Italian-Swiss Mediterranean Shipping Company (MSC), one of the world’s largest container carriers; Maersk of Denmark; Hapag-Lloyd of Germany; and CMA CGM of France are among the companies that have suspended sailings in the Suez due to failing in security conditions. British energy giant BP announced in a statement that all tanker traffic through the Red Sea had temporarily been stopped; “due to security concerns in the route, BP has decided to stop all tanker temporarily transits through the Red Sea.”
The Position of the Suez Canal in Global Trade.

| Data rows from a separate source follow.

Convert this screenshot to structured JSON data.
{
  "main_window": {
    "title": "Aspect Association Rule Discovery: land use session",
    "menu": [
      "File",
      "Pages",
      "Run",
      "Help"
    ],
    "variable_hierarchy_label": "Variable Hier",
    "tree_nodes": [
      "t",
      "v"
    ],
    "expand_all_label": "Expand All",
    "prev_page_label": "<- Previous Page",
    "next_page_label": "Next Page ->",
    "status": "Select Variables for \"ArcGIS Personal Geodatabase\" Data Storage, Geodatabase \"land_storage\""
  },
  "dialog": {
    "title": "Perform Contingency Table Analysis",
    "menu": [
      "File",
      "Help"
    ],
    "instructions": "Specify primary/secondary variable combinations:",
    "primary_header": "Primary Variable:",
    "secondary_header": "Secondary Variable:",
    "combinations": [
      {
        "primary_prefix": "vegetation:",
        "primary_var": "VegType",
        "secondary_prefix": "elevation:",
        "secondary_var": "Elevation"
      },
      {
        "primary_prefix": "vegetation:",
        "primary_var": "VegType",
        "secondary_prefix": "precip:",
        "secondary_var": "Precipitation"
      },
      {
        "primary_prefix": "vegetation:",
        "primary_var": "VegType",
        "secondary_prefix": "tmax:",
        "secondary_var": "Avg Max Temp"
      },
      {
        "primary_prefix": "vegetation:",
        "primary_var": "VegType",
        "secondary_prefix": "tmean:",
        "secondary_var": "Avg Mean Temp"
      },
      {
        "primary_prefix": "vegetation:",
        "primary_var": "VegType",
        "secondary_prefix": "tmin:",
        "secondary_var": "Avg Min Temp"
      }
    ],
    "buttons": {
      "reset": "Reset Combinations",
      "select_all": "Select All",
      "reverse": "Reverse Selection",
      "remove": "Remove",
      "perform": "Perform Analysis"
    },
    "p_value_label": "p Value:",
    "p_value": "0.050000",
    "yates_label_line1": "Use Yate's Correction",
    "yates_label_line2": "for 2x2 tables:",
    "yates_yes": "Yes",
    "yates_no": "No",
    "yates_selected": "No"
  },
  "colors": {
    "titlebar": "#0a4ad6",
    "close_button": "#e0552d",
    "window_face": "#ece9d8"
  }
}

Roughly 10% of all world trade is conducted through the Suez Canal, connecting the Mediterranean to the Red Sea via the Mediterranean-Red Sea waterway – providing Europe and Asia the shortest path. Every day, over 50 ships pass through, carrying billions of dollars worth of goods for distribution in North Europe, Mediterranean regions, and East Coast North America.
What are the effects of the attacks on the Red Sea?
As was predicted, container ships rerouting from the Red Sea attacks to other routes would increase transit times, delays, and costs; they have. Furthermore, British energy company BP raised concerns that the problem affecting goods transport could spread to energy shipments; unrefined oil prices climbed more than 2 percent as a result.
Attacks often have far-reaching economic results. With the effect of the Russia-Ukraine war, Red Sea transits for energy imports have grown increasingly.
However, ships now must travel an additional 4,000 nautical miles if routes change to the Cape of Good Hope in southern Africa for energy shipments; this increases freight costs and delays delivery times.
Experts estimate that routing to the Cape of Good Hope increases delivery times for container ships by approximately two weeks and for tankers by one week. They also warn companies that they should be prepared for higher freight prices; imports could cost an extra $80 per standard container (1 TEU). While exports would incur 90 euros more expensively than the current average market pricing on long-distance routes of $1030 (1 TEU). Furthermore, companies also face increased insurance premiums as a result of the attacks.
Route change would cost 1 million dollars per ship.
Peter Sand, Chief Analyst of freight market analysis firm Xeneta, noted that the attacks caused significant disruptions in container transportation networks, cutting an essential passage of global supply chains in half. Many shipping companies suspended transit while some service providers rerouted around Cape of Good Hope – with each change costing an additional $1 Million in fuel costs per ship that does not travel via Red Sea/Suez Canal routes.
On being asked whether this could become destructive like the “Covid-19 period” when FEU (Forty-foot Equivalent Unit) prices reached $14,000 per container, Sand answered in the negative. While prices might double on trade routes affected by tariff increases, this should only increase to about $4,000 per FEU.